Set every record down verbatim and omit the pictures.

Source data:
--

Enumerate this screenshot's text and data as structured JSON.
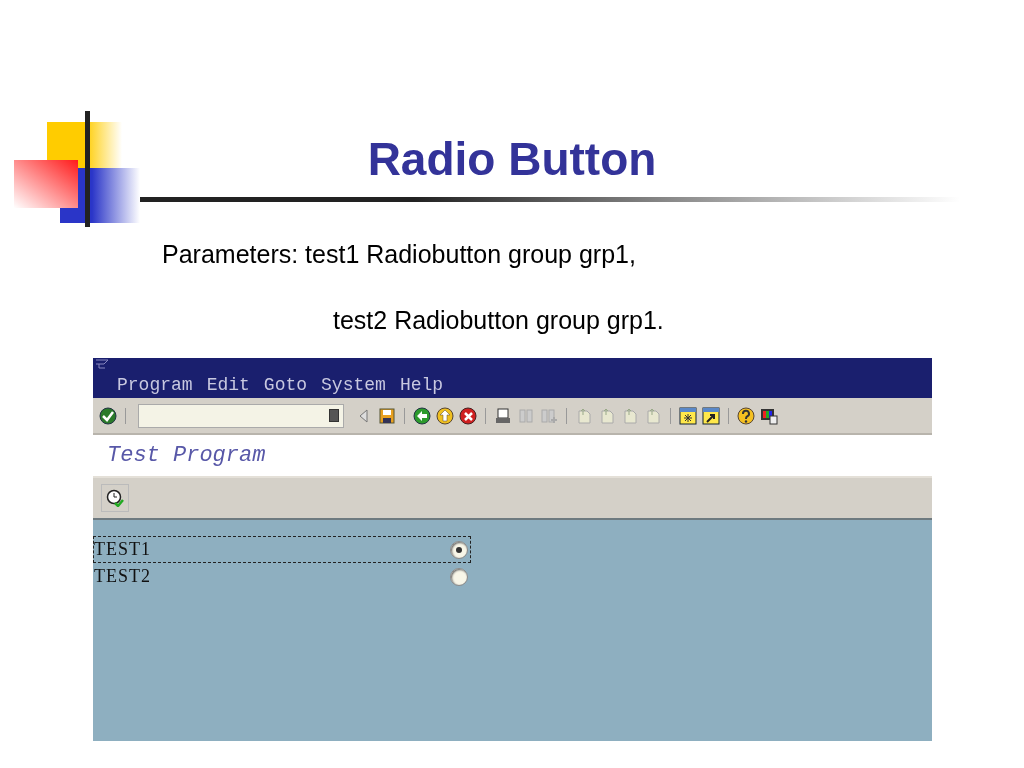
{
  "slide": {
    "title": "Radio Button",
    "parameters": [
      "Parameters: test1 Radiobutton group grp1,",
      "test2 Radiobutton group grp1."
    ]
  },
  "window": {
    "menu": [
      "Program",
      "Edit",
      "Goto",
      "System",
      "Help"
    ],
    "title": "Test Program",
    "radios": [
      {
        "label": "TEST1",
        "selected": true,
        "focused": true
      },
      {
        "label": "TEST2",
        "selected": false,
        "focused": false
      }
    ]
  }
}
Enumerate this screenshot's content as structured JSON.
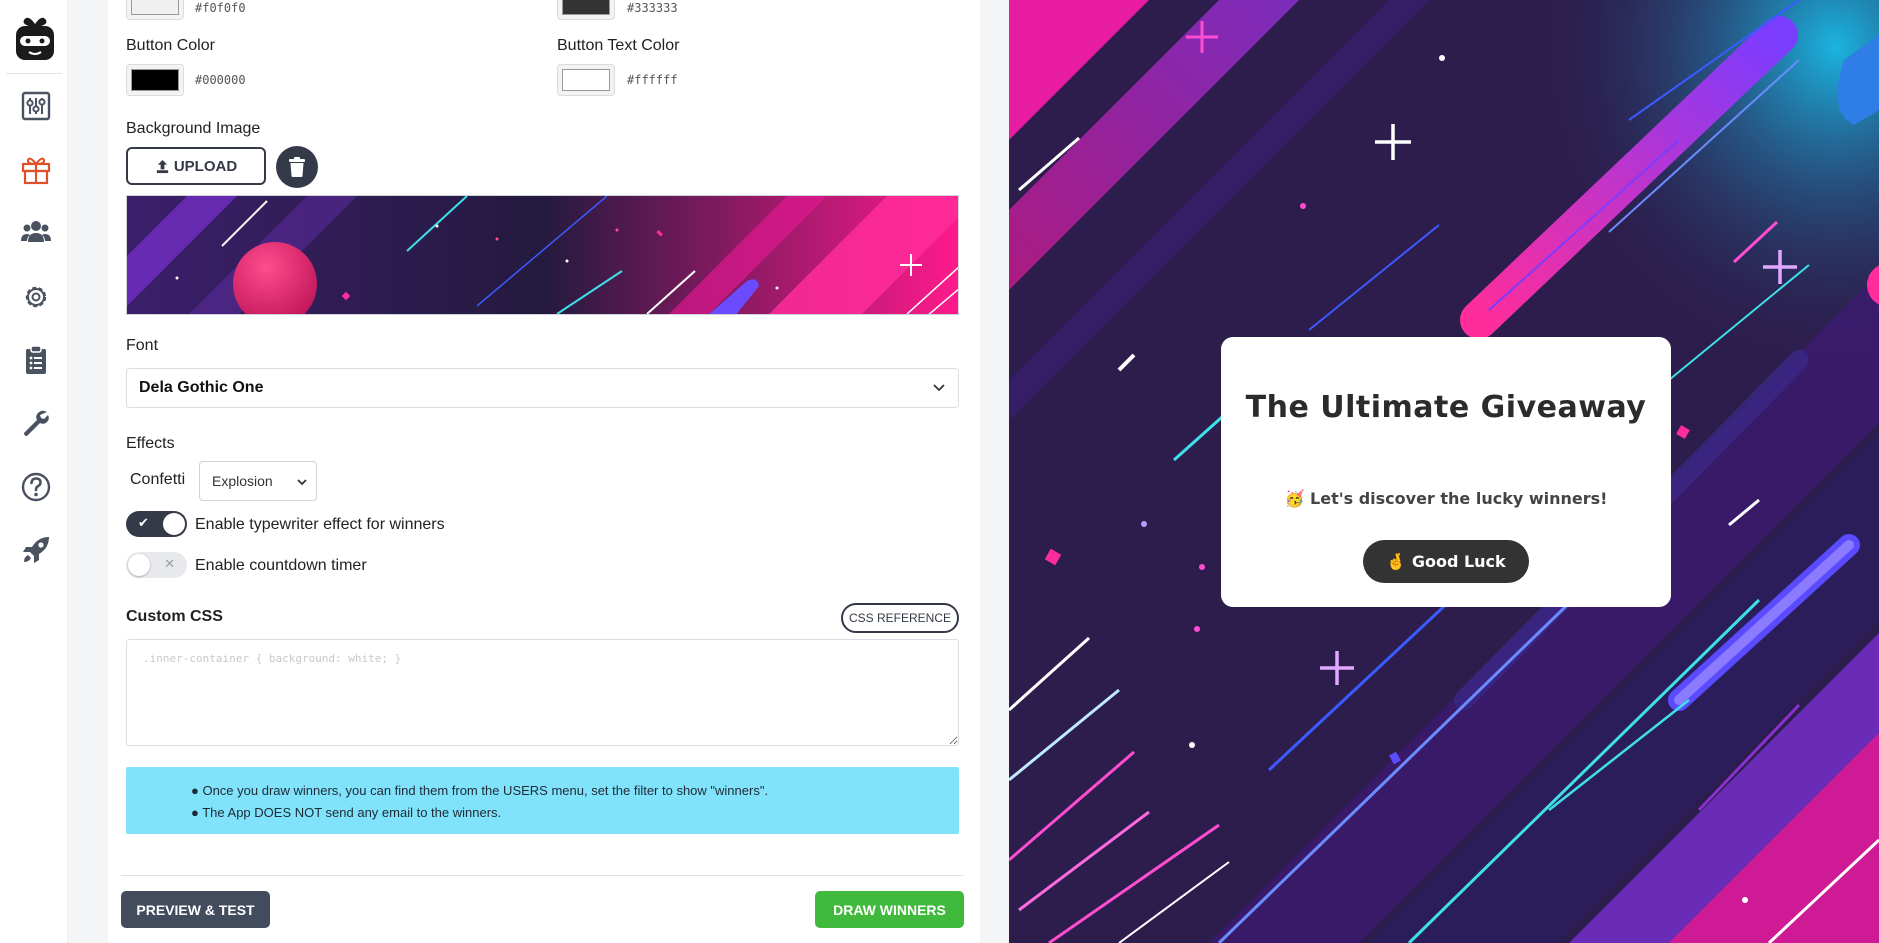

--

> _Solution to this problem_
Enumerate this screenshot's text and data as structured JSON.
{
  "slide": {
    "title": "Radio Button",
    "parameters": [
      "Parameters: test1 Radiobutton group grp1,",
      "test2 Radiobutton group grp1."
    ]
  },
  "window": {
    "menu": [
      "Program",
      "Edit",
      "Goto",
      "System",
      "Help"
    ],
    "title": "Test Program",
    "radios": [
      {
        "label": "TEST1",
        "selected": true,
        "focused": true
      },
      {
        "label": "TEST2",
        "selected": false,
        "focused": false
      }
    ]
  }
}
Enumerate this screenshot's content as structured JSON.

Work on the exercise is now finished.